### TASK DESCRIPTION
For each line below that includes the word "overdue", make a copy.

[[ INPUT DATA, beginning ]]

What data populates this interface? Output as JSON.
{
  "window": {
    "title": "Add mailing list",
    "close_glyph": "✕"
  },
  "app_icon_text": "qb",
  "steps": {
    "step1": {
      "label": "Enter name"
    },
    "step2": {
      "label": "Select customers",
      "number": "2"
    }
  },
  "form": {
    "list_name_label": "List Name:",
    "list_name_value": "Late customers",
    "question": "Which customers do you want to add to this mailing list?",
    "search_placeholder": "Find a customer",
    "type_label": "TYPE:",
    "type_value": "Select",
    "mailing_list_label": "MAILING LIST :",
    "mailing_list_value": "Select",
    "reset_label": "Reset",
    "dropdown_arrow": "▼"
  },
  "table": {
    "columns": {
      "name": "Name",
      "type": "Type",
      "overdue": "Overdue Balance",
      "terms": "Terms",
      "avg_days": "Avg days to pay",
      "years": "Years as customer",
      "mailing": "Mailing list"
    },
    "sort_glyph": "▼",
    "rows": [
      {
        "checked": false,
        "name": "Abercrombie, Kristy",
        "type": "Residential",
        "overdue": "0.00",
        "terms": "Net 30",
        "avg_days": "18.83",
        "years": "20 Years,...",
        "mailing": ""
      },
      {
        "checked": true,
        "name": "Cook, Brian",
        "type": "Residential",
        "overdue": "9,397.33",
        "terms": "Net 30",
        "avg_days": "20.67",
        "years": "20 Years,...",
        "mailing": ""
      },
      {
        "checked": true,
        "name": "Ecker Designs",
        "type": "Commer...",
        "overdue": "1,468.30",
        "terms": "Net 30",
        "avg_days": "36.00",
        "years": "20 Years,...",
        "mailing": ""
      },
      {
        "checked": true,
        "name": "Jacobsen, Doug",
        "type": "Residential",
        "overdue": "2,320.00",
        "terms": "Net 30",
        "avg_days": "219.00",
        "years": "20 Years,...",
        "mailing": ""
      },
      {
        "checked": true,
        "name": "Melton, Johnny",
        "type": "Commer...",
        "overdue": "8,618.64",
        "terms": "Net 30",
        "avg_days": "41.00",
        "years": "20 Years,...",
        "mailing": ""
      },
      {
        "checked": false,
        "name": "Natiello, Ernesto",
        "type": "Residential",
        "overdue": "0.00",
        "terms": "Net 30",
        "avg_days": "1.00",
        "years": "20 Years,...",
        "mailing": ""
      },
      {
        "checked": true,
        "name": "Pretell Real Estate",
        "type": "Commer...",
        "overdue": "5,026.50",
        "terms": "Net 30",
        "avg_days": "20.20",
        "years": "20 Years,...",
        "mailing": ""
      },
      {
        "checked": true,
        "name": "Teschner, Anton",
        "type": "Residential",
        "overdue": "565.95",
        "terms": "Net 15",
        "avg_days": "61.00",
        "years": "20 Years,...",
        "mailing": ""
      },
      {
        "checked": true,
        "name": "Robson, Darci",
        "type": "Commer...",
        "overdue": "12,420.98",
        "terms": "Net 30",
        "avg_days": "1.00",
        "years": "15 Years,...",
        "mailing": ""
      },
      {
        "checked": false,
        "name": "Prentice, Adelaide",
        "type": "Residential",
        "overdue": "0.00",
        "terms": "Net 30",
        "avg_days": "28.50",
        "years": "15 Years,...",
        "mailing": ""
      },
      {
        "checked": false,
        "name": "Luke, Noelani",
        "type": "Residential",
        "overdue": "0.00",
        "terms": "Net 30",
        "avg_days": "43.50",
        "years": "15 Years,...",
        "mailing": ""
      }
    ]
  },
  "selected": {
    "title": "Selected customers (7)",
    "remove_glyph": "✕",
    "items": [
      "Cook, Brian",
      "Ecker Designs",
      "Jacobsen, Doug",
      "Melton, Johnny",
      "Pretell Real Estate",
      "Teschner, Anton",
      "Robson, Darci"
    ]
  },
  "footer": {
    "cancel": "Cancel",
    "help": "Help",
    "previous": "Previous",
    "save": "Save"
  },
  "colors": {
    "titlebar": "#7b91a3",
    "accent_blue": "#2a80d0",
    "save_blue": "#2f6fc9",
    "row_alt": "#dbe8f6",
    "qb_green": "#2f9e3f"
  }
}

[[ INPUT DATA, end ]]

### SOLUTION FOR THIS EXERCISE
      "overdue": "Overdue Balance",
        "overdue": "0.00",
        "overdue": "9,397.33",
        "overdue": "1,468.30",
        "overdue": "2,320.00",
        "overdue": "8,618.64",
        "overdue": "0.00",
        "overdue": "5,026.50",
        "overdue": "565.95",
        "overdue": "12,420.98",
        "overdue": "0.00",
        "overdue": "0.00",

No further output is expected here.